Turning Conflict into Intimacy

David Olsen, Ph.D., LCSW and Erin Belanger, LMHC

Conflict is complicated. Whether with our partners, children, bosses, or important others… we all struggle with how to engage in conflict to some degree. Some of us would love to just plain avoid all conflict, while others run, without caution, toward it. Conflict handled well, though, is different than staying away from, or running full blast into the issues. In reality, conflict that goes underground or is handled poorly leads to distance or, in some cases, to the end of the relationship. Conflict managed well, however, leads to significantly more intimate relationships. This means that, unfortunately, intimacy is always the cost of avoiding conflict in the interest of peace, or moving toward conflict poorly in the interest of just getting through it.

Intellectually, this makes sense. Conflict for most couples, though, seems difficult at best and is often quite complicated.

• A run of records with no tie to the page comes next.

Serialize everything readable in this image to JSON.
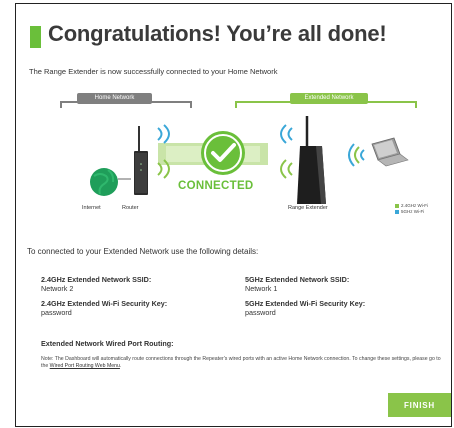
{
  "header": {
    "title": "Congratulations! You’re all done!",
    "subtitle": "The Range Extender is now successfully connected to your Home Network"
  },
  "diagram": {
    "home_network_label": "Home Network",
    "extended_network_label": "Extended Network",
    "connected_label": "CONNECTED",
    "internet_label": "Internet",
    "router_label": "Router",
    "range_extender_label": "Range Extender",
    "legend": [
      {
        "label": "2.4GHz Wi-Fi",
        "color": "#8ac449"
      },
      {
        "label": "5GHz Wi-Fi",
        "color": "#3aa7d8"
      }
    ],
    "colors": {
      "accent_green": "#6abf3a",
      "wifi_blue": "#3aa7d8",
      "gray": "#7f7f7f"
    }
  },
  "details": {
    "heading": "To connected to your Extended Network use the following details:",
    "ssid_24_label": "2.4GHz Extended Network SSID:",
    "ssid_24_value": "Network 2",
    "key_24_label": "2.4GHz Extended Wi-Fi Security Key:",
    "key_24_value": "password",
    "ssid_5_label": "5GHz Extended Network SSID:",
    "ssid_5_value": "Network 1",
    "key_5_label": "5GHz Extended Wi-Fi Security Key:",
    "key_5_value": "password"
  },
  "routing": {
    "heading": "Extended Network Wired Port Routing:",
    "note_text": "Note: The Dashboard will automatically route connections through the Repeater's wired ports with an active Home Network connection. To change these settings, please go to the",
    "link_text": "Wired Port Routing Web Menu",
    "note_end": "."
  },
  "actions": {
    "finish_label": "FINISH"
  }
}
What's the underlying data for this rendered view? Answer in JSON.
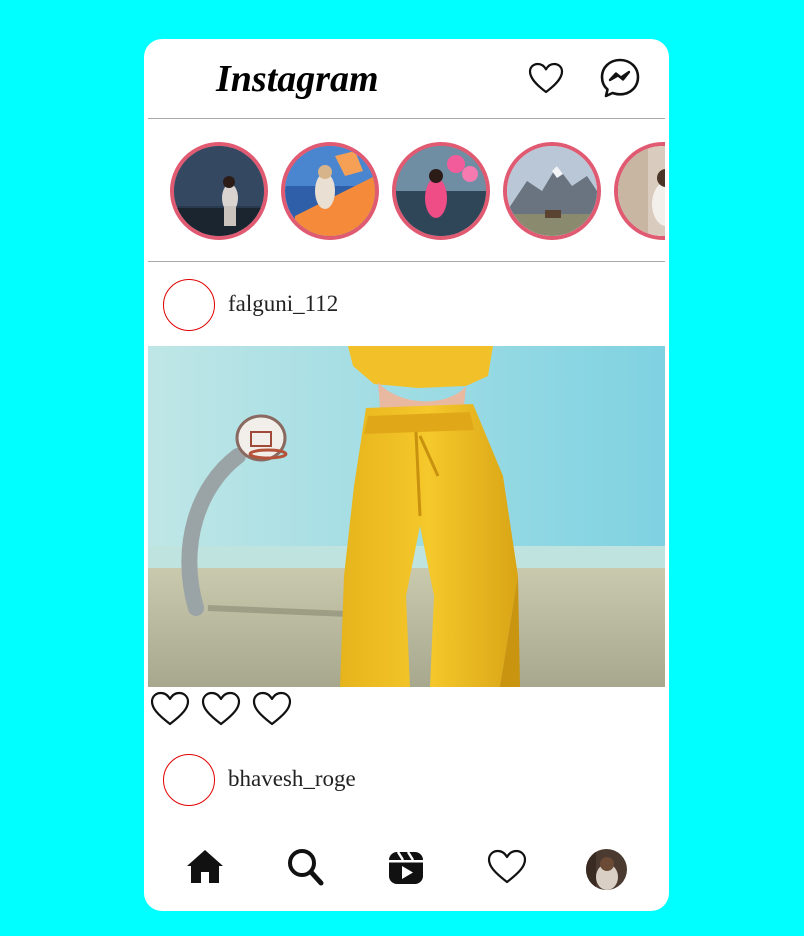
{
  "header": {
    "app_title": "Instagram",
    "notifications_icon": "heart-outline-icon",
    "messages_icon": "messenger-icon"
  },
  "stories": [
    {
      "name": "story-1"
    },
    {
      "name": "story-2"
    },
    {
      "name": "story-3"
    },
    {
      "name": "story-4"
    },
    {
      "name": "story-5"
    }
  ],
  "posts": [
    {
      "username": "falguni_112"
    },
    {
      "username": "bhavesh_roge"
    }
  ],
  "post_actions": [
    "heart-outline-icon",
    "heart-outline-icon",
    "heart-outline-icon"
  ],
  "nav": {
    "items": [
      "home-icon",
      "search-icon",
      "reels-icon",
      "heart-outline-icon",
      "profile-avatar"
    ]
  },
  "colors": {
    "background": "#00ffff",
    "story_ring": "#e05a72",
    "avatar_ring": "#e00000"
  }
}
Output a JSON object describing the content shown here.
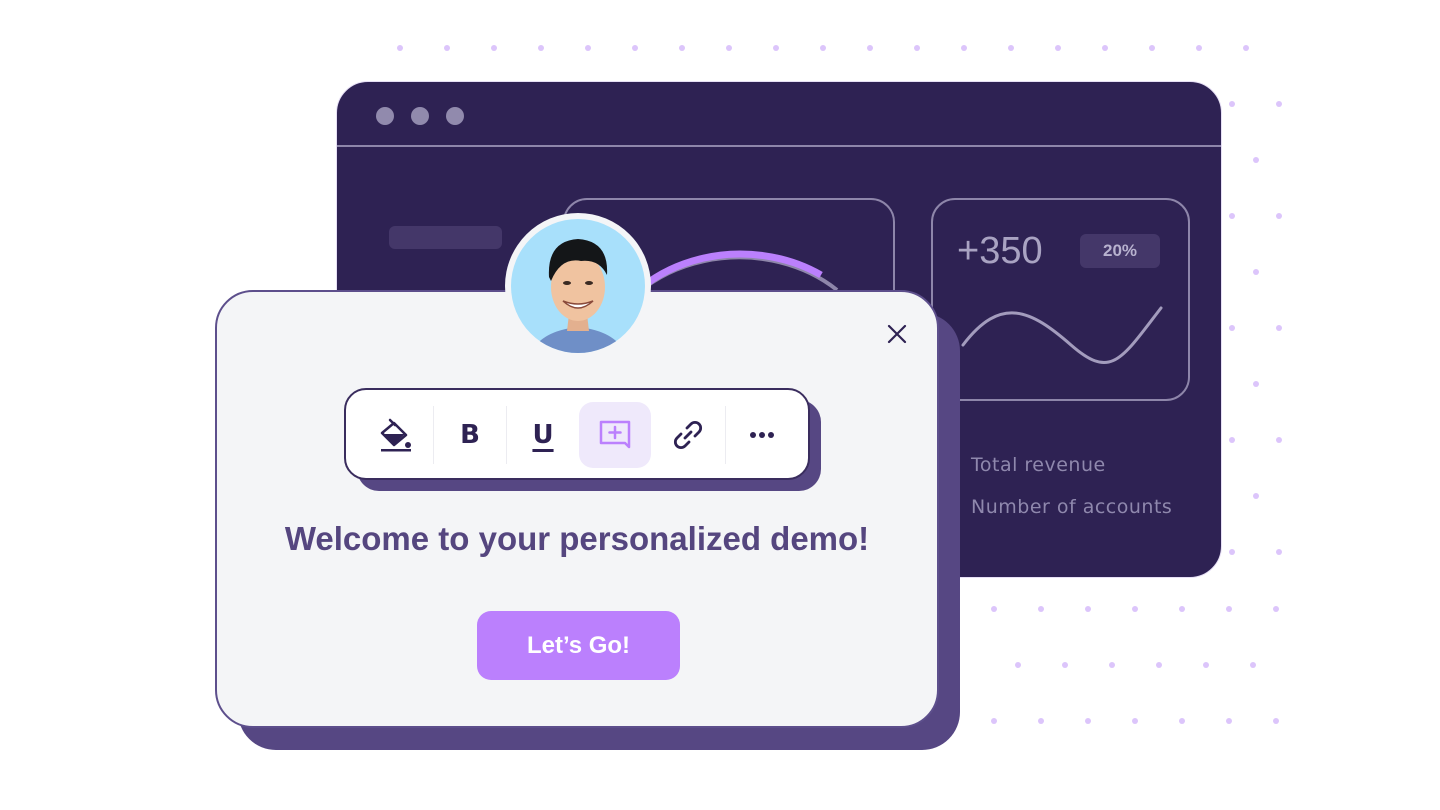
{
  "dashboard": {
    "stat_card": {
      "value": "+350",
      "badge": "20%"
    },
    "legend": [
      {
        "label": "Total revenue"
      },
      {
        "label": "Number of accounts"
      }
    ],
    "gauge_fraction": 0.75
  },
  "modal": {
    "title": "Welcome to your personalized demo!",
    "cta_label": "Let’s Go!",
    "close_icon": "close-icon",
    "avatar": "user-avatar-photo"
  },
  "toolbar": {
    "tools": [
      {
        "name": "fill-color",
        "icon": "paint-bucket-icon",
        "active": false
      },
      {
        "name": "bold",
        "icon": "bold-icon",
        "label": "B",
        "active": false
      },
      {
        "name": "underline",
        "icon": "underline-icon",
        "label": "U",
        "active": false
      },
      {
        "name": "add-comment",
        "icon": "comment-plus-icon",
        "active": true
      },
      {
        "name": "link",
        "icon": "link-icon",
        "active": false
      },
      {
        "name": "more",
        "icon": "more-horizontal-icon",
        "active": false
      }
    ]
  },
  "colors": {
    "dashboard_bg": "#2e2253",
    "accent": "#bb80fd",
    "modal_bg": "#f4f5f7",
    "modal_shadow": "#564783",
    "title_text": "#55467f",
    "dot_pattern": "#dcc5fb"
  }
}
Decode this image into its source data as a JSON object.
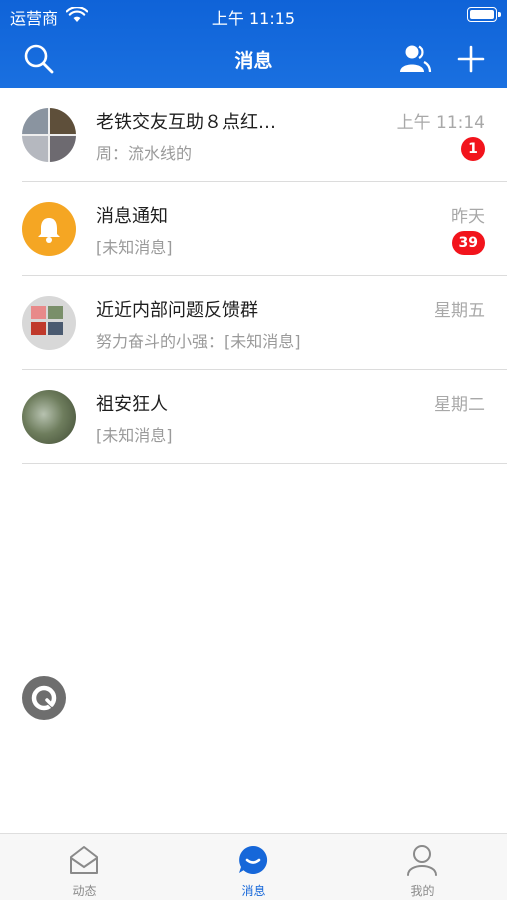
{
  "status_bar": {
    "carrier": "运营商",
    "time": "上午 11:15"
  },
  "nav": {
    "title": "消息"
  },
  "conversations": [
    {
      "title": "老铁交友互助８点红…",
      "subtitle": "周：流水线的",
      "time": "上午 11:14",
      "badge": "1"
    },
    {
      "title": "消息通知",
      "subtitle": "[未知消息]",
      "time": "昨天",
      "badge": "39"
    },
    {
      "title": "近近内部问题反馈群",
      "subtitle": "努力奋斗的小强：[未知消息]",
      "time": "星期五"
    },
    {
      "title": "祖安狂人",
      "subtitle": "[未知消息]",
      "time": "星期二"
    }
  ],
  "tabbar": {
    "items": [
      {
        "label": "动态",
        "icon": "home-icon"
      },
      {
        "label": "消息",
        "icon": "chat-bubble-icon",
        "active": true
      },
      {
        "label": "我的",
        "icon": "person-icon"
      }
    ]
  },
  "colors": {
    "primary": "#1667d9",
    "badge": "#f2141c",
    "notification_avatar": "#f5a623"
  }
}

This is why we made the decision to explore conflict and intimacy in our new book Relationship Renewal: A Workbook for Turning Conflict into Intimacy (book 2 of the Relationship Renewal Series). We work to provide a series of practical suggestions for couples on how to handle conflict so that they can work toward a more intimate relationship.

Borrowing from that book, there are 4 important principles for handling conflict in relationship that you can begin playing with today:

  1. Know what your conflict style is. Pretend that you are watching your last argument in slow motion. What would you notice about your conflict style as you focus on the way you and your partner engage each other, rather than what you were fighting about. Do you rapidly escalate, jumping from topic to topic until you are both completely exhausted? Or do you shut things down too quickly for fear of where it will go? There are a variety of conflict styles that we explore in the book - knowing your conflict pattern is an essential first step toward building intimacy.
  2. As you begin to see the pattern that you and your partner engage in, you can examine your unique contribution to the pattern. Instead of focusing on your partner, focus on what you do. Do you get defensive… do you escalate… do you change topics… do you shut down? Focus on what you do in the midst of the interaction, and then begin to experiment with doing something different. Rather than escalating, try listening and asking questions as a way of slowing things down and changing the “dance”.
  3. As you try to change your pattern, you will most likely find your anxiety increasing, making it more difficult to both create and sustain change. Explore what is driving the anxiety by exploring your beliefs about anxiety. Do you believe that conflict is inherently dangerous? Did you witness conflict becoming destructive in the family you grew up in? Are you afraid your partner can’t handle anxiety? Begin to explore your deeply held beliefs about conflict as a way of understanding your anxiety and resistance to change, and begin to talk more with your partner about your mutual beliefs about conflict.
  4. Finally, negotiate some ground rules for conflict with your partner. Once you have identified your conflict pattern, explored beliefs about conflict, and begun attempting to make changes in your role, negotiate some ground rules for handling conflict better. Here are a few basic examples:

               - Start conflict “soft”, as opposed to waiting until you are completely frustrated and then unloading.

               - Take time outs if you feel like things are escalating too much.

               - Try to stay on one topic, rather then piling on other unresolved conflicts.

               - Avoid getting into conflict late at night, or after you have consumed alcohol.

In the end, there is no right way to handle conflict. Each couple must negotiate their own style, but the style must be intentional and productive to allow for intimacy. Learning to process conflict effectively is one of the best investments you can make in your relationship. If you would like to learn more, please find our book on amazon.com, or in one of our offices. You can also set up an appointment with a therapist to aid in shifting your conflict patterns that are feeling stuck, and increasing your couple intimacy.